Work to complete ::
Below are some records; each one is to be set down again exactly.

[Dataset rows for apps and sites]

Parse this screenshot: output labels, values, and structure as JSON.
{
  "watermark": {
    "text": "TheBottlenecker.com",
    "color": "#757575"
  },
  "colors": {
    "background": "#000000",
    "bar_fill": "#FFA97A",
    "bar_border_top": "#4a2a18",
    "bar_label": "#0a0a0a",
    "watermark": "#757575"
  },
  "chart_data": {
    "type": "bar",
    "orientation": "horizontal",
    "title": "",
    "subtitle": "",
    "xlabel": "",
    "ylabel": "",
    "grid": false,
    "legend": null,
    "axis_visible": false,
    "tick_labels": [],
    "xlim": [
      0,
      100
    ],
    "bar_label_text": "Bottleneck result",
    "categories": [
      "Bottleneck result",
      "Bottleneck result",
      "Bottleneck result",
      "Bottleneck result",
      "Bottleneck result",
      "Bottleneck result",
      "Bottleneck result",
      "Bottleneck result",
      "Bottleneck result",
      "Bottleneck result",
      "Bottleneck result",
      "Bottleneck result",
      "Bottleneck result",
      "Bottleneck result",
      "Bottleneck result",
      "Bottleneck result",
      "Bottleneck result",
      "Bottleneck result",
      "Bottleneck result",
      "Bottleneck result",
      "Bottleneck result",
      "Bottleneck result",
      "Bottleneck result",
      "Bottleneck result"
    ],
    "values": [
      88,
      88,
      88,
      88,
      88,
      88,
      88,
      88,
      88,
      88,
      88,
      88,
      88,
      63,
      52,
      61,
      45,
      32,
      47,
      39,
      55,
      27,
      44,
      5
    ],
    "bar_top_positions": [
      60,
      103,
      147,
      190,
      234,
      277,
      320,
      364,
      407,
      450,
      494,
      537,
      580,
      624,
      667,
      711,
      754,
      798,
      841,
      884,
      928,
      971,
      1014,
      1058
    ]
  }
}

Answer for the task ::
Parse this screenshot: output labels, values, and structure as JSON.
{
  "watermark": {
    "text": "TheBottlenecker.com",
    "color": "#757575"
  },
  "colors": {
    "background": "#000000",
    "bar_fill": "#FFA97A",
    "bar_border_top": "#4a2a18",
    "bar_label": "#0a0a0a",
    "watermark": "#757575"
  },
  "chart_data": {
    "type": "bar",
    "orientation": "horizontal",
    "title": "",
    "subtitle": "",
    "xlabel": "",
    "ylabel": "",
    "grid": false,
    "legend": null,
    "axis_visible": false,
    "tick_labels": [],
    "xlim": [
      0,
      100
    ],
    "bar_label_text": "Bottleneck result",
    "categories": [
      "Bottleneck result",
      "Bottleneck result",
      "Bottleneck result",
      "Bottleneck result",
      "Bottleneck result",
      "Bottleneck result",
      "Bottleneck result",
      "Bottleneck result",
      "Bottleneck result",
      "Bottleneck result",
      "Bottleneck result",
      "Bottleneck result",
      "Bottleneck result",
      "Bottleneck result",
      "Bottleneck result",
      "Bottleneck result",
      "Bottleneck result",
      "Bottleneck result",
      "Bottleneck result",
      "Bottleneck result",
      "Bottleneck result",
      "Bottleneck result",
      "Bottleneck result",
      "Bottleneck result"
    ],
    "values": [
      88,
      88,
      88,
      88,
      88,
      88,
      88,
      88,
      88,
      88,
      88,
      88,
      88,
      63,
      52,
      61,
      45,
      32,
      47,
      39,
      55,
      27,
      44,
      5
    ],
    "bar_top_positions": [
      60,
      103,
      147,
      190,
      234,
      277,
      320,
      364,
      407,
      450,
      494,
      537,
      580,
      624,
      667,
      711,
      754,
      798,
      841,
      884,
      928,
      971,
      1014,
      1058
    ]
  }
}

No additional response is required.